§ Task
Reproduce the data, keeping every word exactly as it is.

**** Material provided ****

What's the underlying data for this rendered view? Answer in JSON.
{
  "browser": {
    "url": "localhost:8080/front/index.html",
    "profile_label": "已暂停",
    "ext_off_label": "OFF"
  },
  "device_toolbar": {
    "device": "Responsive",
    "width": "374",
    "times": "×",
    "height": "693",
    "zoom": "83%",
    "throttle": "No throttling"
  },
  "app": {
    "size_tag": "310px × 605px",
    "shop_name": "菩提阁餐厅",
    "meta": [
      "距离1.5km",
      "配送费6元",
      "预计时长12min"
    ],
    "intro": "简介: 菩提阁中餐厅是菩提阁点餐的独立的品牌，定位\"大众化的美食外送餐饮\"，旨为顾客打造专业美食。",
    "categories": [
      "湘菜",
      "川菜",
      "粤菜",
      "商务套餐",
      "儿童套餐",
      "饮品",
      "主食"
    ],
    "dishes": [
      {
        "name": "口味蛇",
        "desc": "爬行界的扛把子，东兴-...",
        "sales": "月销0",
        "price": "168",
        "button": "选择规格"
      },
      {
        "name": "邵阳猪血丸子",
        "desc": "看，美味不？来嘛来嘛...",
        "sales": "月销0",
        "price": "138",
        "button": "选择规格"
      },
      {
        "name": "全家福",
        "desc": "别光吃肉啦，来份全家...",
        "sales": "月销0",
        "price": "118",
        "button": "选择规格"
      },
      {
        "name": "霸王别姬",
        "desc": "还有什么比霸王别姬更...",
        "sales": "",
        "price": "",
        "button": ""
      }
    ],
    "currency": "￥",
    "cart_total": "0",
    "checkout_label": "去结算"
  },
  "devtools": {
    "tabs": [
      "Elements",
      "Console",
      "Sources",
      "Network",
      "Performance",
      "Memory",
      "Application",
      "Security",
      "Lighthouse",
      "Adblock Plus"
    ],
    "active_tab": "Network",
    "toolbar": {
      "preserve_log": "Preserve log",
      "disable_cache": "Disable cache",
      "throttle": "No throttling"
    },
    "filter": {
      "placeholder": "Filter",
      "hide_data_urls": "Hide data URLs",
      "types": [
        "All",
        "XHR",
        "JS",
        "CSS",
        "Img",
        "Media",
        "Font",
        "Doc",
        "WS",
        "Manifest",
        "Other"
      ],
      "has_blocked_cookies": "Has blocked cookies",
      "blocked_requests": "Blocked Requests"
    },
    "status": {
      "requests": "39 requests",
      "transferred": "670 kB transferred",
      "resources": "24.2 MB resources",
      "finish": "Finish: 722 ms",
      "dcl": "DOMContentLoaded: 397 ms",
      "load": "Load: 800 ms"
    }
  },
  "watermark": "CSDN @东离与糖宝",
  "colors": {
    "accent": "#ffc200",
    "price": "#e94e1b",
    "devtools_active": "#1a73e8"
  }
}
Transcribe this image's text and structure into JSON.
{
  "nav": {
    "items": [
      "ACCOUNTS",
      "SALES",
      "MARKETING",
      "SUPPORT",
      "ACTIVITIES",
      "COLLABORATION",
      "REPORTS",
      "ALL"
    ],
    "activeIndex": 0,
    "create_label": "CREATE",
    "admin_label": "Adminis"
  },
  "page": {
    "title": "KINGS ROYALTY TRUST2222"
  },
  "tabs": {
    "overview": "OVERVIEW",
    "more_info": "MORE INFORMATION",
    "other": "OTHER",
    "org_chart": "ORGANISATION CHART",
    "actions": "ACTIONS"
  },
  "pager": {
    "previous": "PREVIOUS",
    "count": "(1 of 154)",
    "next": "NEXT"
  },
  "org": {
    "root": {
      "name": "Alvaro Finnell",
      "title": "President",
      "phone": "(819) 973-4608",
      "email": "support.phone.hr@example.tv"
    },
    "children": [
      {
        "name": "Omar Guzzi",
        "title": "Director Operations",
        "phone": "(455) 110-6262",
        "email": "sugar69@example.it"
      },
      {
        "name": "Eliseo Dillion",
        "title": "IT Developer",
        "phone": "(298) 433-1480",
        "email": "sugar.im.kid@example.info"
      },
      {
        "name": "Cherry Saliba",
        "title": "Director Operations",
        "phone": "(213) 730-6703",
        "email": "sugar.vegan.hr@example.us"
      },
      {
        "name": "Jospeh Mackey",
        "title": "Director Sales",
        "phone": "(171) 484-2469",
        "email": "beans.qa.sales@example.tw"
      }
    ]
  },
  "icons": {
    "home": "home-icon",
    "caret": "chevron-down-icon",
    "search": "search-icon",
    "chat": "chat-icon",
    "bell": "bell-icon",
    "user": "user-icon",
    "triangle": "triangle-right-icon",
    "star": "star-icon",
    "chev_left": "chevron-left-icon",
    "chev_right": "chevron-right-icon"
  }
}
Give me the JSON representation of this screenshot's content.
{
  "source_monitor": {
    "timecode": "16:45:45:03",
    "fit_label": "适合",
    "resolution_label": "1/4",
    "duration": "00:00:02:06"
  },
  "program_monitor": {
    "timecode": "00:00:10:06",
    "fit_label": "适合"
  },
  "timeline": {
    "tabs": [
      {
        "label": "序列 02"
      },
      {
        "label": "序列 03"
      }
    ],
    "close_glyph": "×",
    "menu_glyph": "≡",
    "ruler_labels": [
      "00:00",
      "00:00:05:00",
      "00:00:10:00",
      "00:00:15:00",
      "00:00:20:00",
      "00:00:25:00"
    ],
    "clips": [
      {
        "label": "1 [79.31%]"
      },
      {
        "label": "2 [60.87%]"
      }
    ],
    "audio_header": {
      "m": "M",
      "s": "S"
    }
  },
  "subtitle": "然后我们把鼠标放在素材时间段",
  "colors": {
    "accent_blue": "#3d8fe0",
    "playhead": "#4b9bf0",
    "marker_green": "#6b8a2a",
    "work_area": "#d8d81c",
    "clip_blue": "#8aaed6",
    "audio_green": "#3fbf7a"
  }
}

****

§ Response area
What's the underlying data for this rendered view? Answer in JSON.
{
  "browser": {
    "url": "localhost:8080/front/index.html",
    "profile_label": "已暂停",
    "ext_off_label": "OFF"
  },
  "device_toolbar": {
    "device": "Responsive",
    "width": "374",
    "times": "×",
    "height": "693",
    "zoom": "83%",
    "throttle": "No throttling"
  },
  "app": {
    "size_tag": "310px × 605px",
    "shop_name": "菩提阁餐厅",
    "meta": [
      "距离1.5km",
      "配送费6元",
      "预计时长12min"
    ],
    "intro": "简介: 菩提阁中餐厅是菩提阁点餐的独立的品牌，定位\"大众化的美食外送餐饮\"，旨为顾客打造专业美食。",
    "categories": [
      "湘菜",
      "川菜",
      "粤菜",
      "商务套餐",
      "儿童套餐",
      "饮品",
      "主食"
    ],
    "dishes": [
      {
        "name": "口味蛇",
        "desc": "爬行界的扛把子，东兴-...",
        "sales": "月销0",
        "price": "168",
        "button": "选择规格"
      },
      {
        "name": "邵阳猪血丸子",
        "desc": "看，美味不？来嘛来嘛...",
        "sales": "月销0",
        "price": "138",
        "button": "选择规格"
      },
      {
        "name": "全家福",
        "desc": "别光吃肉啦，来份全家...",
        "sales": "月销0",
        "price": "118",
        "button": "选择规格"
      },
      {
        "name": "霸王别姬",
        "desc": "还有什么比霸王别姬更...",
        "sales": "",
        "price": "",
        "button": ""
      }
    ],
    "currency": "￥",
    "cart_total": "0",
    "checkout_label": "去结算"
  },
  "devtools": {
    "tabs": [
      "Elements",
      "Console",
      "Sources",
      "Network",
      "Performance",
      "Memory",
      "Application",
      "Security",
      "Lighthouse",
      "Adblock Plus"
    ],
    "active_tab": "Network",
    "toolbar": {
      "preserve_log": "Preserve log",
      "disable_cache": "Disable cache",
      "throttle": "No throttling"
    },
    "filter": {
      "placeholder": "Filter",
      "hide_data_urls": "Hide data URLs",
      "types": [
        "All",
        "XHR",
        "JS",
        "CSS",
        "Img",
        "Media",
        "Font",
        "Doc",
        "WS",
        "Manifest",
        "Other"
      ],
      "has_blocked_cookies": "Has blocked cookies",
      "blocked_requests": "Blocked Requests"
    },
    "status": {
      "requests": "39 requests",
      "transferred": "670 kB transferred",
      "resources": "24.2 MB resources",
      "finish": "Finish: 722 ms",
      "dcl": "DOMContentLoaded: 397 ms",
      "load": "Load: 800 ms"
    }
  },
  "watermark": "CSDN @东离与糖宝",
  "colors": {
    "accent": "#ffc200",
    "price": "#e94e1b",
    "devtools_active": "#1a73e8"
  }
}
Transcribe this image's text and structure into JSON.
{
  "nav": {
    "items": [
      "ACCOUNTS",
      "SALES",
      "MARKETING",
      "SUPPORT",
      "ACTIVITIES",
      "COLLABORATION",
      "REPORTS",
      "ALL"
    ],
    "activeIndex": 0,
    "create_label": "CREATE",
    "admin_label": "Adminis"
  },
  "page": {
    "title": "KINGS ROYALTY TRUST2222"
  },
  "tabs": {
    "overview": "OVERVIEW",
    "more_info": "MORE INFORMATION",
    "other": "OTHER",
    "org_chart": "ORGANISATION CHART",
    "actions": "ACTIONS"
  },
  "pager": {
    "previous": "PREVIOUS",
    "count": "(1 of 154)",
    "next": "NEXT"
  },
  "org": {
    "root": {
      "name": "Alvaro Finnell",
      "title": "President",
      "phone": "(819) 973-4608",
      "email": "support.phone.hr@example.tv"
    },
    "children": [
      {
        "name": "Omar Guzzi",
        "title": "Director Operations",
        "phone": "(455) 110-6262",
        "email": "sugar69@example.it"
      },
      {
        "name": "Eliseo Dillion",
        "title": "IT Developer",
        "phone": "(298) 433-1480",
        "email": "sugar.im.kid@example.info"
      },
      {
        "name": "Cherry Saliba",
        "title": "Director Operations",
        "phone": "(213) 730-6703",
        "email": "sugar.vegan.hr@example.us"
      },
      {
        "name": "Jospeh Mackey",
        "title": "Director Sales",
        "phone": "(171) 484-2469",
        "email": "beans.qa.sales@example.tw"
      }
    ]
  },
  "icons": {
    "home": "home-icon",
    "caret": "chevron-down-icon",
    "search": "search-icon",
    "chat": "chat-icon",
    "bell": "bell-icon",
    "user": "user-icon",
    "triangle": "triangle-right-icon",
    "star": "star-icon",
    "chev_left": "chevron-left-icon",
    "chev_right": "chevron-right-icon"
  }
}
Give me the JSON representation of this screenshot's content.
{
  "source_monitor": {
    "timecode": "16:45:45:03",
    "fit_label": "适合",
    "resolution_label": "1/4",
    "duration": "00:00:02:06"
  },
  "program_monitor": {
    "timecode": "00:00:10:06",
    "fit_label": "适合"
  },
  "timeline": {
    "tabs": [
      {
        "label": "序列 02"
      },
      {
        "label": "序列 03"
      }
    ],
    "close_glyph": "×",
    "menu_glyph": "≡",
    "ruler_labels": [
      "00:00",
      "00:00:05:00",
      "00:00:10:00",
      "00:00:15:00",
      "00:00:20:00",
      "00:00:25:00"
    ],
    "clips": [
      {
        "label": "1 [79.31%]"
      },
      {
        "label": "2 [60.87%]"
      }
    ],
    "audio_header": {
      "m": "M",
      "s": "S"
    }
  },
  "subtitle": "然后我们把鼠标放在素材时间段",
  "colors": {
    "accent_blue": "#3d8fe0",
    "playhead": "#4b9bf0",
    "marker_green": "#6b8a2a",
    "work_area": "#d8d81c",
    "clip_blue": "#8aaed6",
    "audio_green": "#3fbf7a"
  }
}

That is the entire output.